Be that as it may, this Court has emphasized the need to maintain consistency in sentencing of persons convicted of same or similar offences. Although the circumstances of each case may certainly differ, this Court has now established a range within which these sentences fall. The term of imprisonment for murder of a single person ranges between 20 to 35 years imprisonment. In exceptional circumstances the sentence may be higher or lower.
In Turyahabwe Ezra & 13 Others vs Uganda: Court of appeal Criminal Appeal No. 0156 of 2010, this Court confirmed a sentence of life imprisonment for the offence of murder.
In Kisitu Majaidin alias Mpata vs Uganda: Court of appeal Criminal Appeal No. 28 of 2007 this Court upheld is a sentence of 30 years imprisonment. The appellant had killed his mother.
In Uwihayimana Molly Vs Uganda: Court of Appeal Criminal Appeal No. 103 of 2009, this Court reduced a death sentence to 30 years imprisonment. The appellant had killed her husband.
In Korobe Joseph Vs Uganda: Court of Appeal Criminal Appeal No. 243/2013, this Court reduced the sentence of 25 years to 14 years noting the advanced age of the appellant and the fact that he was very remorseful.
In Atuku Margret Opii vs Uganda: Court of Appeal Criminal Appeal No. 123/2008, this Court reduced the sentence from death to 20 years imprisonment.
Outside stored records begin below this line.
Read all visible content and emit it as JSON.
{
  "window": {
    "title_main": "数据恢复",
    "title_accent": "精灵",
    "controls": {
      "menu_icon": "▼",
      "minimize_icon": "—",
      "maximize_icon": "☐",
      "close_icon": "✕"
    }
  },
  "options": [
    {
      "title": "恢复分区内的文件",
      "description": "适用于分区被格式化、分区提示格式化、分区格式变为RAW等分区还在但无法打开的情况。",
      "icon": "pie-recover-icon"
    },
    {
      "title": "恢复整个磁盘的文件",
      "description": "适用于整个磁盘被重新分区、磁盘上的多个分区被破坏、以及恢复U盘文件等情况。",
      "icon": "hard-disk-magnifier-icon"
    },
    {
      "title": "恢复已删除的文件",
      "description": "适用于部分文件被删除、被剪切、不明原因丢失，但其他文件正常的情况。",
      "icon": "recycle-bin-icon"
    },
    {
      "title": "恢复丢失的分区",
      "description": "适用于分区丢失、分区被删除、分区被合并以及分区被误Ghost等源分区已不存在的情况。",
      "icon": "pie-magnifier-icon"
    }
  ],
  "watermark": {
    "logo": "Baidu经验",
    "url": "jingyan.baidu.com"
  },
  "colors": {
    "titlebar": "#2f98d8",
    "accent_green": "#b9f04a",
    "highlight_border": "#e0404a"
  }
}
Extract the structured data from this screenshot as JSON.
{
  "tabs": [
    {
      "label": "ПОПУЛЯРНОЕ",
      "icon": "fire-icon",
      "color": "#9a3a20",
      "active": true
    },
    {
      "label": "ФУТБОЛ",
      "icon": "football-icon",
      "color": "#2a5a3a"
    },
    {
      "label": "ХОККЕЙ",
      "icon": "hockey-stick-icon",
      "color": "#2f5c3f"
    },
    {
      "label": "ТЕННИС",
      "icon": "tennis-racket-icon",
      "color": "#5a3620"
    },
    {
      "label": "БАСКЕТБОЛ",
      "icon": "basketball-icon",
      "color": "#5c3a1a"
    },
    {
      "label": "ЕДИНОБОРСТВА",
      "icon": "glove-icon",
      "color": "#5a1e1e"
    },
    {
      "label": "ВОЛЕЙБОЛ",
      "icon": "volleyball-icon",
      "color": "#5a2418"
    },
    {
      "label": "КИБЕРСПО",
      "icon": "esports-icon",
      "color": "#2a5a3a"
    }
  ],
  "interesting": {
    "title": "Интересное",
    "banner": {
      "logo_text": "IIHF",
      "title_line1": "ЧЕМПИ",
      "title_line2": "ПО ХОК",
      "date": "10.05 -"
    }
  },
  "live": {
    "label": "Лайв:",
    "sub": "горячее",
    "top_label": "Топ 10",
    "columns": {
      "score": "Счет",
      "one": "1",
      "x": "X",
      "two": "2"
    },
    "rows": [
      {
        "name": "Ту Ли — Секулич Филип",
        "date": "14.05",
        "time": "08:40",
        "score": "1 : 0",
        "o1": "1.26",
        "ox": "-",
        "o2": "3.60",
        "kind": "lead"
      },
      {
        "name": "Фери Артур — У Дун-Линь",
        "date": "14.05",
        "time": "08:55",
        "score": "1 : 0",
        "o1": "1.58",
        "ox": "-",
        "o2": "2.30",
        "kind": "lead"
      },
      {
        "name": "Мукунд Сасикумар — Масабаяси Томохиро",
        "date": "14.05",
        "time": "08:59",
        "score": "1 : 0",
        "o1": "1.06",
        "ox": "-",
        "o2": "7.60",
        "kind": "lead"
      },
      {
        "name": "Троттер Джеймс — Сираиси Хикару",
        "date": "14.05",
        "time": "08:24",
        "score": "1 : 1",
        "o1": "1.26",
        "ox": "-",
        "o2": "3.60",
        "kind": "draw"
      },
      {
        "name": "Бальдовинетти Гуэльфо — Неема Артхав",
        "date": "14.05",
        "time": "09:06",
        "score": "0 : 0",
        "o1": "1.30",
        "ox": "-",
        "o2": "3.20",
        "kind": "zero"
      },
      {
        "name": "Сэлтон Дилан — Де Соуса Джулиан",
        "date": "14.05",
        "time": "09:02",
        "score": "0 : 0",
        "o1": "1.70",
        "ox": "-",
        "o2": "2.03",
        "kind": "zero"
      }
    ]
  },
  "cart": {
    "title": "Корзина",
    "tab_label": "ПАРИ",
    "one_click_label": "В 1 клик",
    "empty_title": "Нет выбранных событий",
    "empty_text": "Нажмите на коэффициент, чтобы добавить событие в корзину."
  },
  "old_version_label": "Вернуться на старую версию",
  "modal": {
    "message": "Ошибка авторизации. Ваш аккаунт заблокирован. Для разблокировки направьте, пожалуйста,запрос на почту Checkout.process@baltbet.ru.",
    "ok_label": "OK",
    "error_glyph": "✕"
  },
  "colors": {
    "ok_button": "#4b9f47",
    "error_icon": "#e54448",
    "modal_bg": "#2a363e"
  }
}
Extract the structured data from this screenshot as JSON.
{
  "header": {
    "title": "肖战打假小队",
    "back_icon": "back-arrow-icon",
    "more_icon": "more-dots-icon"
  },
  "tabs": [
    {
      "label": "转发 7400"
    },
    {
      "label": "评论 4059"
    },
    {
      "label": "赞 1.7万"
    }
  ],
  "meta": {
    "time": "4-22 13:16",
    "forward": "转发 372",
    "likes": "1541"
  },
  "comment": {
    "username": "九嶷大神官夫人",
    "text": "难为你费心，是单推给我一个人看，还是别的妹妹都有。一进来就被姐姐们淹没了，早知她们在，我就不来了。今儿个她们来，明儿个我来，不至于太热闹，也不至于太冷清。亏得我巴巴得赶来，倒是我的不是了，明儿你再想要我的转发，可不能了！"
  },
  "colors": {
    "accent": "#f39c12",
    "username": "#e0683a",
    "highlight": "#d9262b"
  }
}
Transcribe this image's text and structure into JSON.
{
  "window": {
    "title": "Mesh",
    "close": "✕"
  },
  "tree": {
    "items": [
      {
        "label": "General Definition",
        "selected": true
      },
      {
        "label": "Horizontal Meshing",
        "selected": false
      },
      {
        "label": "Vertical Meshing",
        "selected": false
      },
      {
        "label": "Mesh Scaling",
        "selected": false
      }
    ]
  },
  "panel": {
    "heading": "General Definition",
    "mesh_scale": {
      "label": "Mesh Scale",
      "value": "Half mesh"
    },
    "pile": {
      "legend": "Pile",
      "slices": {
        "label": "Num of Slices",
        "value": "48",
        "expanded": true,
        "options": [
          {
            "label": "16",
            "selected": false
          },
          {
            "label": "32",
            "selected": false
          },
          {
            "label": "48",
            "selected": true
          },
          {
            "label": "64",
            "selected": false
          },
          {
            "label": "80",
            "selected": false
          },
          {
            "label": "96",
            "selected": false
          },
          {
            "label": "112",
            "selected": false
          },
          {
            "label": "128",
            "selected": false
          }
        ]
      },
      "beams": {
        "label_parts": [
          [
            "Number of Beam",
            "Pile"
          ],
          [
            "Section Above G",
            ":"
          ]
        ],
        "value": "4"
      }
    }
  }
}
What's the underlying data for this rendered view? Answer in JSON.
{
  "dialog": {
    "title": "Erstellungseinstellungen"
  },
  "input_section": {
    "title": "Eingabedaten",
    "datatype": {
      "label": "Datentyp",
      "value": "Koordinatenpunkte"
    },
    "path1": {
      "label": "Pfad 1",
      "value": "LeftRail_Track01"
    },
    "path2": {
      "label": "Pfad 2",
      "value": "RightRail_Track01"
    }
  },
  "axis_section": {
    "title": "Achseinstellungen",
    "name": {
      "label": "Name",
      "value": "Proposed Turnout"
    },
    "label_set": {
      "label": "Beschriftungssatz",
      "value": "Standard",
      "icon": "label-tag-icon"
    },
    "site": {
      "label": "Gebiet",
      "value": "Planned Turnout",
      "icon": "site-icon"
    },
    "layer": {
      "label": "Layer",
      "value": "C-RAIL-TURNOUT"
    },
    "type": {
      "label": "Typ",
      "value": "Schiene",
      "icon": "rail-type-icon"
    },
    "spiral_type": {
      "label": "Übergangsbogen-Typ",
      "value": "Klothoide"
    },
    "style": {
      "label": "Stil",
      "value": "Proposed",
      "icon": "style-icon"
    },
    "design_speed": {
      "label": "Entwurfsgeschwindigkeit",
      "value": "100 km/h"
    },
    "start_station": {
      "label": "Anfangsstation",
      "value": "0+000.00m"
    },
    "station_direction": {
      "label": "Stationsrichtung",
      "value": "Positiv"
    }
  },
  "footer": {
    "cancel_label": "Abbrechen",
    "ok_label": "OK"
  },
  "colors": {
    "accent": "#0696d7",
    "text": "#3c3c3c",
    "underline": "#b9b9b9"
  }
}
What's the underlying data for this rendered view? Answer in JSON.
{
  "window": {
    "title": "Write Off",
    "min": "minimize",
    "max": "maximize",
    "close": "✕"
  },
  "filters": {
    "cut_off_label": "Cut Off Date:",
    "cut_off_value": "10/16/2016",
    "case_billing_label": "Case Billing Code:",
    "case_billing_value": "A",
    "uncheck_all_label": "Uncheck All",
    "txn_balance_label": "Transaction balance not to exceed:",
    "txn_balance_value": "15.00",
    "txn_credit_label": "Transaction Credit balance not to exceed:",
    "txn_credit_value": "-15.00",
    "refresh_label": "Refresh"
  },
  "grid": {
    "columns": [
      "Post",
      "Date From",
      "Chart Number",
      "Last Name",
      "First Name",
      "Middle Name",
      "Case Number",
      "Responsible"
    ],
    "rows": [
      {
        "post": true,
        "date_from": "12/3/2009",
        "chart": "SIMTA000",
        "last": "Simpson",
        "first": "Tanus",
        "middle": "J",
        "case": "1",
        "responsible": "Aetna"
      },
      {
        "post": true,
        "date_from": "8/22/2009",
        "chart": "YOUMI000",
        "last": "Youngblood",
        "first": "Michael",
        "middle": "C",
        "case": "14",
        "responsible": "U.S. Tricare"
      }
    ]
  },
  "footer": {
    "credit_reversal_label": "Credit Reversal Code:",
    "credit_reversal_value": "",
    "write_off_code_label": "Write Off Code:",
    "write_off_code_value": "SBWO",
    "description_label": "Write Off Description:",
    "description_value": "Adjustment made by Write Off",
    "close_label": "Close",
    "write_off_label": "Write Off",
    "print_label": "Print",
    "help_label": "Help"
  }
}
The appellant was a single mother of 8 children and the victim who was a 12 year old girl had been killed by drowning. The victim was a daughter to the appellant’s neighbour.
In Hon. Godi Akbar vs Uganda: Criminal Appeal No 3 of 2013, the Supreme Court confirmed a 25 year imprisonment. The appellant had killed his wife.
In Ssemanda Christopher & Another vs Uganda: Court of Appeal Criminal Appeal No. 77 of 2010 this Court confirmed a 35 year sentence for murder.
We find that in the circumstances of this case 25 years imprisonment for murder is neither harsh nor manifestly excessive.
We find no reason to interfere with it and we accordingly confirm the same.
This appeal therefore fails and is hereby dismissed.
Dated at Mbarara this 7th day of December 2016
HON.JUSTICE KENNETH KAKURU
JUSTICE OF APPEAL
HON.JUSTICE SIMON BYABAKAMA MUGENYI
JUSTICE OF APPEAL
HON.JUSTICE ALFONSE C OWINY –DOLLO
JUSTICE OF APPEAL